++++ Material shown
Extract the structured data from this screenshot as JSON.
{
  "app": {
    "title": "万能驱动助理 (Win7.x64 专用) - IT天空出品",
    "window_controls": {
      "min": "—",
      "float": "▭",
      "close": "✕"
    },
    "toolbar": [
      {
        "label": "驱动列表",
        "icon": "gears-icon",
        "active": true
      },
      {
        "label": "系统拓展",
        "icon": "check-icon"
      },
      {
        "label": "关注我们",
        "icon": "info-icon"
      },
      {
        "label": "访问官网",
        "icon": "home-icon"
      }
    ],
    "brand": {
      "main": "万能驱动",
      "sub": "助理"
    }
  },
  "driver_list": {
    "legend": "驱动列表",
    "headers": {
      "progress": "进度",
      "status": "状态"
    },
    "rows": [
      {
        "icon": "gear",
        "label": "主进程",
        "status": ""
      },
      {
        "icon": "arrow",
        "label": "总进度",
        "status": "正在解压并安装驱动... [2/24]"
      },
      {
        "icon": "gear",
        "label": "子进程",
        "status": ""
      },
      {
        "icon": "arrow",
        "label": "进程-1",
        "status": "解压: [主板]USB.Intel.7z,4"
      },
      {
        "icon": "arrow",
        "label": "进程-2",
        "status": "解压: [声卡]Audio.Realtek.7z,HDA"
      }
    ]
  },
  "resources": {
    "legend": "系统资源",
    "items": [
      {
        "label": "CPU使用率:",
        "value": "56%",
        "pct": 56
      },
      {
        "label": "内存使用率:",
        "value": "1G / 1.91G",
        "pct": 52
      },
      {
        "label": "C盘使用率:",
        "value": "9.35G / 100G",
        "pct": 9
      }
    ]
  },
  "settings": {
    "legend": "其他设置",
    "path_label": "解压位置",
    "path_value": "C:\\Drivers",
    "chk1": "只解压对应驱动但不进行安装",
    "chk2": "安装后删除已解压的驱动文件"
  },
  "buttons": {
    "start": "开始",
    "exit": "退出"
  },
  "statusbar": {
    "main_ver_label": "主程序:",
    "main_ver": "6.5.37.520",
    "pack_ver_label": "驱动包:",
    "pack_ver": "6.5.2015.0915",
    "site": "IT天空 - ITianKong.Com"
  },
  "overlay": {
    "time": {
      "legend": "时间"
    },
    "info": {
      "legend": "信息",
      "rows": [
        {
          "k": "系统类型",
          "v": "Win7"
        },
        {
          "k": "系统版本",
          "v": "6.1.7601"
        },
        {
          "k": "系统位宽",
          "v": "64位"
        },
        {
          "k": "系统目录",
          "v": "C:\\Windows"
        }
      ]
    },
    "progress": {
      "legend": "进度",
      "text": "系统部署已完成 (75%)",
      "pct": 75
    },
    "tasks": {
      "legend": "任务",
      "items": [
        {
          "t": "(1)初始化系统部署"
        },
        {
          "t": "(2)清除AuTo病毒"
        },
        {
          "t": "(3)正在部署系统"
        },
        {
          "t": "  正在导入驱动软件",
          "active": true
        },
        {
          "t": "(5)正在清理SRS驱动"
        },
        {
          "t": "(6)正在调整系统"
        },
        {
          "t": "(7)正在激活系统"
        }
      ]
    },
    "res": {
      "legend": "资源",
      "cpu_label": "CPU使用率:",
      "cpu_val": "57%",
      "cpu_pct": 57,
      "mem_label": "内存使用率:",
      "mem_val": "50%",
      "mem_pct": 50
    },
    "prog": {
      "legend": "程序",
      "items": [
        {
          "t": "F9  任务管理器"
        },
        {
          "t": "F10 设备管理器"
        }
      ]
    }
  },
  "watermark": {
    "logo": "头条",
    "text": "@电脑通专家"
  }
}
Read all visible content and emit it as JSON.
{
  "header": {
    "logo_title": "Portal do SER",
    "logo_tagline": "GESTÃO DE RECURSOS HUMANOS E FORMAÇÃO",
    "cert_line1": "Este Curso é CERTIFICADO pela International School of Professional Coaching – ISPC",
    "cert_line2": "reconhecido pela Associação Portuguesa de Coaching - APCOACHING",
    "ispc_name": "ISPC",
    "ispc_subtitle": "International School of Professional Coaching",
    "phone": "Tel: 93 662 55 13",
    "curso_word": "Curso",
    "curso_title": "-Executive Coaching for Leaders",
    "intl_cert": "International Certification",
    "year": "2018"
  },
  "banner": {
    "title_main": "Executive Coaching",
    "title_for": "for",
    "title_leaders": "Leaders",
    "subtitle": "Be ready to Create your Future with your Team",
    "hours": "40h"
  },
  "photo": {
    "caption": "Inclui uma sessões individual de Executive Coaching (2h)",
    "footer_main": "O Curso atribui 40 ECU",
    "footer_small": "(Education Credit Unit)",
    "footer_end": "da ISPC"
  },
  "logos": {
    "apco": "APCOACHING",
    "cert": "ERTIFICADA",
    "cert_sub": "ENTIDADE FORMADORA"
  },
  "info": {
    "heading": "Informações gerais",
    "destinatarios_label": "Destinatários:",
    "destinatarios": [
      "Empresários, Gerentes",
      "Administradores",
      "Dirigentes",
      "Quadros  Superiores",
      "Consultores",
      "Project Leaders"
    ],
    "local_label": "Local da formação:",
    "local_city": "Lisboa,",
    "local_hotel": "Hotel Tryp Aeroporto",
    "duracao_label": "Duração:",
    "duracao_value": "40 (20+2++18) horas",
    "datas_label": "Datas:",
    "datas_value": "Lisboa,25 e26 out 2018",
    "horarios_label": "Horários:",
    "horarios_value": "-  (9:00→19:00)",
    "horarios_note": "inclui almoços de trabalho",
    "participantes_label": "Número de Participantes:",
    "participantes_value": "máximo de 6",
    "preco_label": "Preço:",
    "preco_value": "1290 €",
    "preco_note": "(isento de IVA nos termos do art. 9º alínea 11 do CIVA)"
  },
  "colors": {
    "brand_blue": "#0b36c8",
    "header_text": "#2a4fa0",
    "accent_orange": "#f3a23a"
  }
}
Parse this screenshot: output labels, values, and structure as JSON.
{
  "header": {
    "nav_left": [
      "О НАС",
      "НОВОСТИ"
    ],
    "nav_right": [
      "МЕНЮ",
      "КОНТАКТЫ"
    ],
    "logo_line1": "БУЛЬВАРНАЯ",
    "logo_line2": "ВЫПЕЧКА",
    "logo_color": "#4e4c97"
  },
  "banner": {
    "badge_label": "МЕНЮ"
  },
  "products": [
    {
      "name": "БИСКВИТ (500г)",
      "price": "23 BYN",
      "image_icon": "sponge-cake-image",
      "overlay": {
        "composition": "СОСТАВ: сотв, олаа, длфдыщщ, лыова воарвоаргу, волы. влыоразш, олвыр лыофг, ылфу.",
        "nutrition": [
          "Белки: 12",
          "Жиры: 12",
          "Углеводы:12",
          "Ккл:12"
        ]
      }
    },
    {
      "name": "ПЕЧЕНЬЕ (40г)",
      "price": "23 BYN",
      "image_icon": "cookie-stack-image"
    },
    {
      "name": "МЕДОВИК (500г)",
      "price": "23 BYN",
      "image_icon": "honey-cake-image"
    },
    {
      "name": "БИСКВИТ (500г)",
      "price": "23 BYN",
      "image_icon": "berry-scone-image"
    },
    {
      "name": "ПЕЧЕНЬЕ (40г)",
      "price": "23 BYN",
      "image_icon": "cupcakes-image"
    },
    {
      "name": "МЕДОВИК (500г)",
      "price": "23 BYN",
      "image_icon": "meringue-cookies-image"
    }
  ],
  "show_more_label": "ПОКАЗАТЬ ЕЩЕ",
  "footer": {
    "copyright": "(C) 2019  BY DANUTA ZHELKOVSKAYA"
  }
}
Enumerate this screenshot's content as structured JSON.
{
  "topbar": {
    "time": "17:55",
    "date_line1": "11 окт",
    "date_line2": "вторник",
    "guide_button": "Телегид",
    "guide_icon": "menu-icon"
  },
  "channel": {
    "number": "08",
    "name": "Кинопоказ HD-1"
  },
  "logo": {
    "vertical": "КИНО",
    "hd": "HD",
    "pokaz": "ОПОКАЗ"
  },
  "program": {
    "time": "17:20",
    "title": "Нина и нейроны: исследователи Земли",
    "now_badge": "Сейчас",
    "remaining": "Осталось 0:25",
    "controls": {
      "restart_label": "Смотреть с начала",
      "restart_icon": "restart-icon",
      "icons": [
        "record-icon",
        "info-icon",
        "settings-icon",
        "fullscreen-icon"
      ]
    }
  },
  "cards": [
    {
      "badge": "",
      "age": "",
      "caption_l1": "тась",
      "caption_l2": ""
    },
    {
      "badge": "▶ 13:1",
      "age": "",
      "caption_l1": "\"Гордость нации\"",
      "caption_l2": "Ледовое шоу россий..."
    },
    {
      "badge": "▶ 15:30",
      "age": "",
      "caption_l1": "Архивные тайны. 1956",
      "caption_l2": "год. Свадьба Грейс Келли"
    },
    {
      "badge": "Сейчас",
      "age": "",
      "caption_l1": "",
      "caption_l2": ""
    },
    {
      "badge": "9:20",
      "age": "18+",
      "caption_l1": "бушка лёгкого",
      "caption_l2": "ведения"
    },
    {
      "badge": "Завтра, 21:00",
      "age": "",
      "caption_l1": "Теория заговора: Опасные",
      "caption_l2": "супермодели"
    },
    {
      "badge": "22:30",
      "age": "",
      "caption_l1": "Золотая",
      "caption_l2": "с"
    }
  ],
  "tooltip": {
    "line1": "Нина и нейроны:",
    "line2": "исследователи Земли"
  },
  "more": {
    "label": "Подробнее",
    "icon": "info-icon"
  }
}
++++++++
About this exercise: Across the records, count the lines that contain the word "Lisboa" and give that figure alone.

Result for this exercise: 2